This review by Sandy Staggs was originally published on November 28th, 2021.
The Warehouse Theatre follows up the successful encore run of Hedwig and the Angry Inch with a regal and witty affair about women and their means and men, Jane Austin’s, Sense and Sensibility now on stage through December 19.
Gone is the cluttered collection of organized chaos of a flood in the theatre’s basement that provided endless fodder for Clay Smith and Miranda Burnett in the Hedwig rock show that is likely the company’s longest standing set due to Covid shutting down the production midstream.
Instead, the seating is on the opposite side and the “stage” – a gorgeous, meticulously painted “inlaid marble” floor – flanked by expensive fabric from ballast to floor in a roman shade-ques design (Michael J. Riha) with wonders waiting for you.
Giving the same sardonic, semi-farcical treatment and update as she did for The Warehouse’s 2019 hit Pride and Prejudice, Kate Hamill goes for the jugular and electrifies the modern relevance for a novel that is over 200 years old.

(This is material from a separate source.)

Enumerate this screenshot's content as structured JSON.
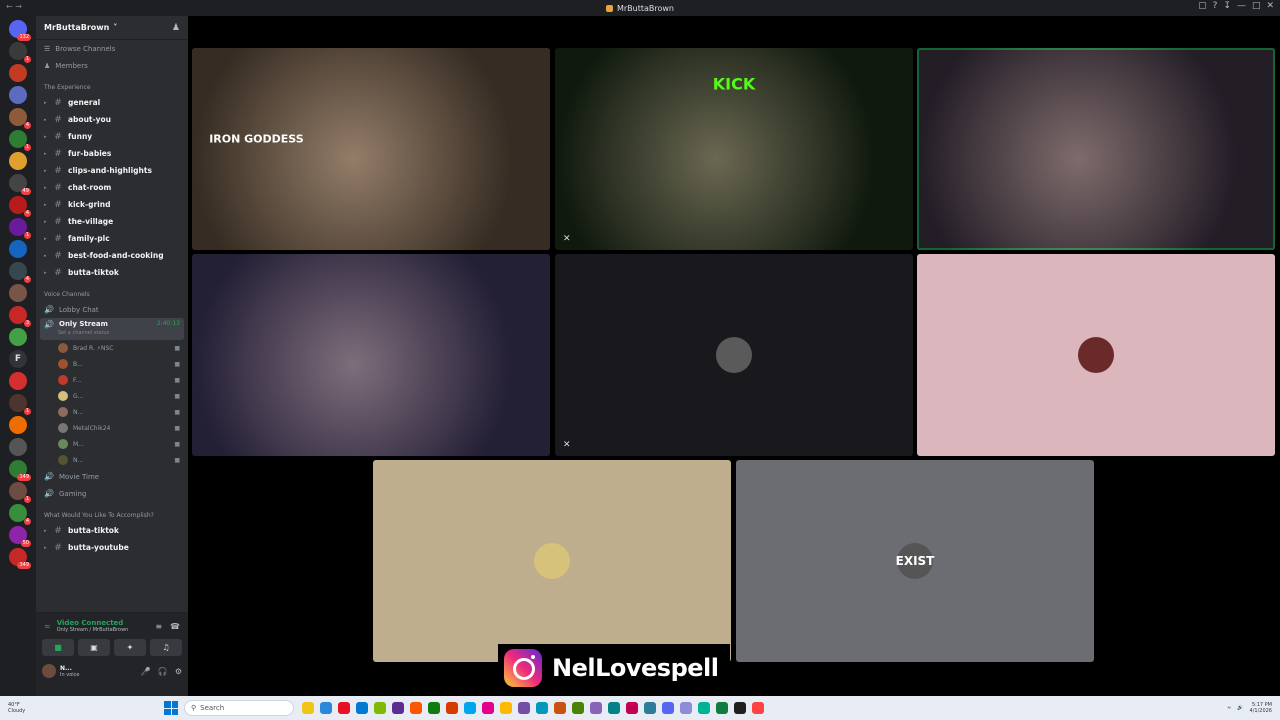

Utilizing only a handful of furniture pieces like benches, director Kerrie Seymour has crafted a rollicking, witty, and beautifully-staged rendition of this timeless tale of two sisters and their quest to survive and thrive in a man’s world….

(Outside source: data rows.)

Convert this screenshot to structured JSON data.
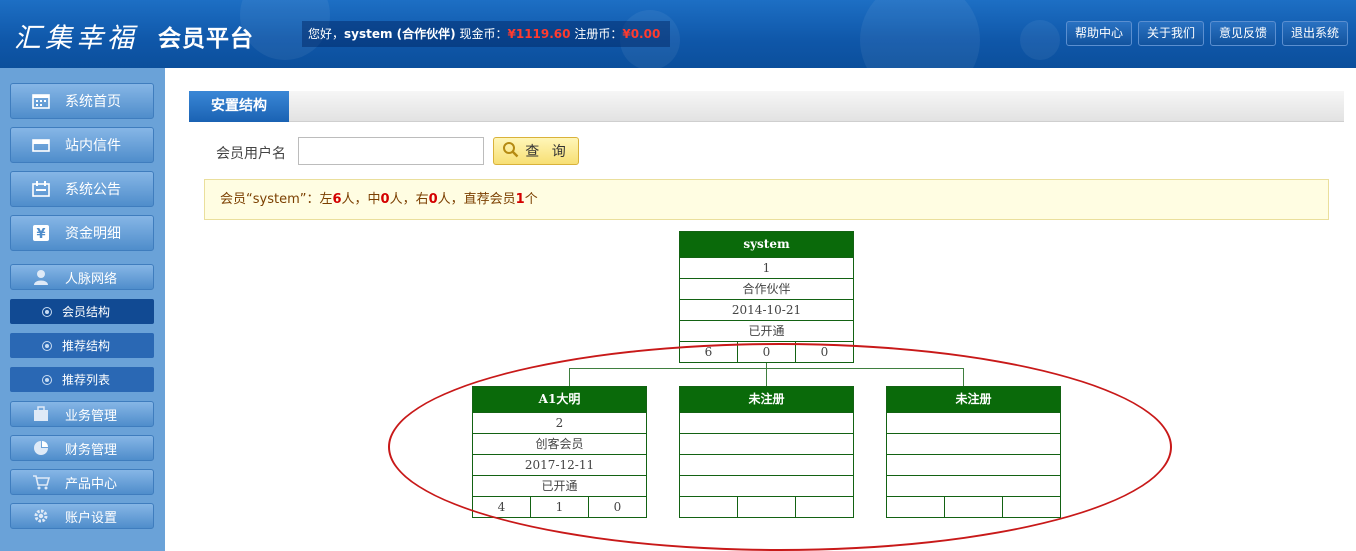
{
  "header": {
    "logo": "汇集幸福",
    "platform": "会员平台",
    "greeting": "您好，",
    "username": "system (合作伙伴)",
    "cash_label": "现金币：",
    "cash_value": "¥1119.60",
    "reg_label": "注册币：",
    "reg_value": "¥0.00",
    "nav": [
      "帮助中心",
      "关于我们",
      "意见反馈",
      "退出系统"
    ]
  },
  "sidebar": {
    "items": [
      {
        "label": "系统首页",
        "icon": "calendar-icon"
      },
      {
        "label": "站内信件",
        "icon": "mail-icon"
      },
      {
        "label": "系统公告",
        "icon": "notice-icon"
      },
      {
        "label": "资金明细",
        "icon": "yen-icon"
      }
    ],
    "network": {
      "label": "人脉网络",
      "icon": "user-icon"
    },
    "subitems": [
      "会员结构",
      "推荐结构",
      "推荐列表"
    ],
    "bottom": [
      {
        "label": "业务管理",
        "icon": "briefcase-icon"
      },
      {
        "label": "财务管理",
        "icon": "piechart-icon"
      },
      {
        "label": "产品中心",
        "icon": "cart-icon"
      },
      {
        "label": "账户设置",
        "icon": "gear-icon"
      }
    ]
  },
  "main": {
    "tab": "安置结构",
    "search_label": "会员用户名",
    "search_value": "",
    "search_button": "查 询",
    "notice": {
      "p1": "会员“system”：左",
      "left": "6",
      "p2": "人，中",
      "mid": "0",
      "p3": "人，右",
      "right": "0",
      "p4": "人，直荐会员",
      "direct": "1",
      "p5": "个"
    }
  },
  "tree": {
    "root": {
      "name": "system",
      "id": "1",
      "level": "合作伙伴",
      "date": "2014-10-21",
      "status": "已开通",
      "counts": [
        "6",
        "0",
        "0"
      ]
    },
    "children": [
      {
        "name": "A1大明",
        "id": "2",
        "level": "创客会员",
        "date": "2017-12-11",
        "status": "已开通",
        "counts": [
          "4",
          "1",
          "0"
        ]
      },
      {
        "name": "未注册",
        "id": "",
        "level": "",
        "date": "",
        "status": "",
        "counts": [
          "",
          "",
          ""
        ]
      },
      {
        "name": "未注册",
        "id": "",
        "level": "",
        "date": "",
        "status": "",
        "counts": [
          "",
          "",
          ""
        ]
      }
    ]
  },
  "colors": {
    "header": "#0f57a9",
    "sidebar": "#6aa2d8",
    "node_header": "#0a6a0a",
    "highlight": "#c81919",
    "money": "#ff3b2f"
  }
}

The Warehouse never compromises on production quality, and Sense and Sensibility is pure eye candy- the set is posh in its simplicity and polished in execution. And the cast looks incredible in the splendor of Margaret Rose Caterisan’s impeccable, pristine period dresses and coattails and hats. Hats off to her special modern touch on the costumes for the Gossips, a Greek chorus that constantly comments and updates us on the proceedings.
Brittany Pirozzoli poignantly and playfully portrays “sense,” 19-year-old Elinor, the level-headed woman in the family, while the brilliant Clare Ruble is the whimsical 16-year-old Marianne, who is ruled by her sensibility, her passion for life and in her heart.
Both women, and 13-year-old sister Marianne (the delightful Katherine Cannon), and mother (Aaron Ballard) are left homeless after the patriarch passes and leaves the estate to the male heir John (the always incredible Matt Reece who is delicious in several roles here) and his greedy wife Fanny (played by Christina Rose Yasi as her most dubious) as she whittles away the ladies’ financial well-being through cunning justification.
It’s a fine line between wealth and poverty in Sense and Sensibility, with nearly every character seeking a dowry or fortune of guaranteed their own self-interest, with few male characters escaping the wrath of non-redemption.
Most of the actors have double or triple duty, but here are my favorites: Claire Richardson shines in the gender-bending role of John Willoughby; Elizabeth Colson as the gregarious Mrs. Jennings, Aaron Brakefield as the dashing Colonel Brandon, and Guillermo Jemmott, Jr. as Edward Ferrars, one of several deceitful men.
Light and sound design is by Kevin Frazier and Stage Manager is Jaime Keegstra.